Major Modifications to Mega Evolution Making their Mark Down Under
After weeks of hints from data-mining updates, Niantic has finally announced the much-anticipated overhaul of Mega Evolutions in Pokémon Go. Originally added in August 2020, Mega Pokémon primarily served as another top-tier Raid Boss more than anything else. Actually Mega Evolving your own Pokémon was an expensive process requiring its own special Mega Energy and you only had 8 hours to take advantage of the various boosts it provided.
Now, rolling out in Australia and New Zealand today and steadily making their way around the world, big changes to those systems will mean more and easier Mega Raids and easier ways to Mega Evolve your own Pokémon. As well as a tease of an upcoming new Mega Evolution, Mega Kangaskhan.
Under the new system, Mega Evolving your Pokémon will also add to an increase in it’s Mega Level. Each Mega Level increases the amount of bonuses you receive for Mega Evolving, all of which remain active during the Mega Evolution period. This maintains the existing Mega Evolution bonuses while also adding several new ones.
- Increased Candy when you catch Pokémon that are the same type as your Mega-Evolved Pokémon.
- While attacking with a Mega-Evolved Pokémon in a Raid Battle or a Gym battle, the attacks of other Trainers’ Pokémon challenging that same raid or Gym will deal more damage. Their Pokémon’s attacks will deal even more damage if the attack is the same type as your Mega-Evolved Pokémon.
- Increased chance of earning Candy XL when you catch Pokémon that are the same type as your Mega-Evolved Pokémon.
- Increased XP for catching Pokémon that are the same type as your Mega-Evolved Pokémon.

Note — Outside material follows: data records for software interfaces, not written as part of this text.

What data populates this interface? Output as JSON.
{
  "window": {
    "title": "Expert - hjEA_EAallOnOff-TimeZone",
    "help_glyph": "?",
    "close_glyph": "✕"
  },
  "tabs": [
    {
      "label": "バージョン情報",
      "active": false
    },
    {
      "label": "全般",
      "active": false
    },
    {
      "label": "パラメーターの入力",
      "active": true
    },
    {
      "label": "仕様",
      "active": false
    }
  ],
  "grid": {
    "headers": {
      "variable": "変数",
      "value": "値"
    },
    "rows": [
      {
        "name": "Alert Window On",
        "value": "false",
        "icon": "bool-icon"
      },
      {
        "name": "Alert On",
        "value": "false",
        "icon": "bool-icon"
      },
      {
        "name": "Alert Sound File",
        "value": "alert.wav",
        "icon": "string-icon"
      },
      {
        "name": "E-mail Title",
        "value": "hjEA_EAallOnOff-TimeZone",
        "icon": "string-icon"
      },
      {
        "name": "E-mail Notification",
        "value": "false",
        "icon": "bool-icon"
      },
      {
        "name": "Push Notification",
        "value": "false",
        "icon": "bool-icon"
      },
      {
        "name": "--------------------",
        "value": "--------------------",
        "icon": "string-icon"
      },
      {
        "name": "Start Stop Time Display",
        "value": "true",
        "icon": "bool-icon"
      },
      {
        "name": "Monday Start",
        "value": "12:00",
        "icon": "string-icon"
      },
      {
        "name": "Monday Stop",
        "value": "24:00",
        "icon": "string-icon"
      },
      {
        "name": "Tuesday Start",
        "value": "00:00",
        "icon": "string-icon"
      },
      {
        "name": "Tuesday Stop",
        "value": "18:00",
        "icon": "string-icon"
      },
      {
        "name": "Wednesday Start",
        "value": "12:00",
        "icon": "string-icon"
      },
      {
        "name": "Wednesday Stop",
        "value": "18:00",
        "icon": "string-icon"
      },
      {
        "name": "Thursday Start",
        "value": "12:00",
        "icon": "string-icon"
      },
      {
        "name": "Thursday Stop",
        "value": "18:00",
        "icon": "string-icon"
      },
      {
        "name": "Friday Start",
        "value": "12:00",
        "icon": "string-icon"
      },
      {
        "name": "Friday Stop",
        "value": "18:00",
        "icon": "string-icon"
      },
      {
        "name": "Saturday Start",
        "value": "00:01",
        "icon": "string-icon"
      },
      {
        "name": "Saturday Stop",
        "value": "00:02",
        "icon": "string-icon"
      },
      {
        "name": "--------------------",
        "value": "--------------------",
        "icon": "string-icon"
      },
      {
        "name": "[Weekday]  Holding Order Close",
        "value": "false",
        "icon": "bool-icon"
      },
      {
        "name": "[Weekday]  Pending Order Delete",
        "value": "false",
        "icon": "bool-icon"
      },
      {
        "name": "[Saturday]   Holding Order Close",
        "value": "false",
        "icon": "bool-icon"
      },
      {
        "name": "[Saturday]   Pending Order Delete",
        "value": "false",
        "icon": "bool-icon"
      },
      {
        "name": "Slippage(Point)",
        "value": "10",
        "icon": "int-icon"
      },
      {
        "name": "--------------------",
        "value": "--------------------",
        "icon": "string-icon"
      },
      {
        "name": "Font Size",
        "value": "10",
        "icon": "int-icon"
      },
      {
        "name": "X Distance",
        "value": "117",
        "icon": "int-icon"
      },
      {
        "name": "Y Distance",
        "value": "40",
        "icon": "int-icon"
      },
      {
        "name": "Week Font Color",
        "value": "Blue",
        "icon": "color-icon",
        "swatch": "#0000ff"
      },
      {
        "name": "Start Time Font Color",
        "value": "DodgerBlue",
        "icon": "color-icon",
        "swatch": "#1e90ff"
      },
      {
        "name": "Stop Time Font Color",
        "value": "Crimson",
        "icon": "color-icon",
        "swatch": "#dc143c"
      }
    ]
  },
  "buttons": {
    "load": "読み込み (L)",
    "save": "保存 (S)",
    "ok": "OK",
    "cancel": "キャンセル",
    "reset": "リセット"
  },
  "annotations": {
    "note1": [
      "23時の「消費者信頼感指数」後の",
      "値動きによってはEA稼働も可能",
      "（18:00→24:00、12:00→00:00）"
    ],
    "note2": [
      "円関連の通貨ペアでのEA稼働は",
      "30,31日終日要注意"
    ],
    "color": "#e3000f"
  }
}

- A Pokémon’s rest period decreases as its Mega Level increases.
Previously once you had Mega Evolved a Pokémon, subsequent Mega Evolutions of the same species would cost less Mega Energy – but you still needed to get more, which is sometimes easier said than done as only Mega Raids and Special Research tasks would provide any.
Now, after Mega Evolving using Mega Energy for the first time, that same Pokémon can subsequently Mega Evolve without requiring any Mega Energy at all. There is a catch, however, in that the Pokémon will need to rest for a time before Mega Evolving again. Mega Energy can be used to reduce this cooldown, with the amount required decreasing as the rest period becomes shorter. This means that while you can’t effectively keep a Pokémon Mega Evolved, you can rely on being able to Mega Evolve the same Pokémon again and again much more than before.
The changes overall are aimed at addressing the feedback of Mega Evolution in Pokémon Go being a “lot of investment for little reward” and it does seem like a fair crack at rebalancing them into being a much more available part of the game. Whether it solves all the complaints of fans about the mechanic up until now will remain to be seen, but hopefully it rolls out to the rest of the world pretty quickly so we can find out!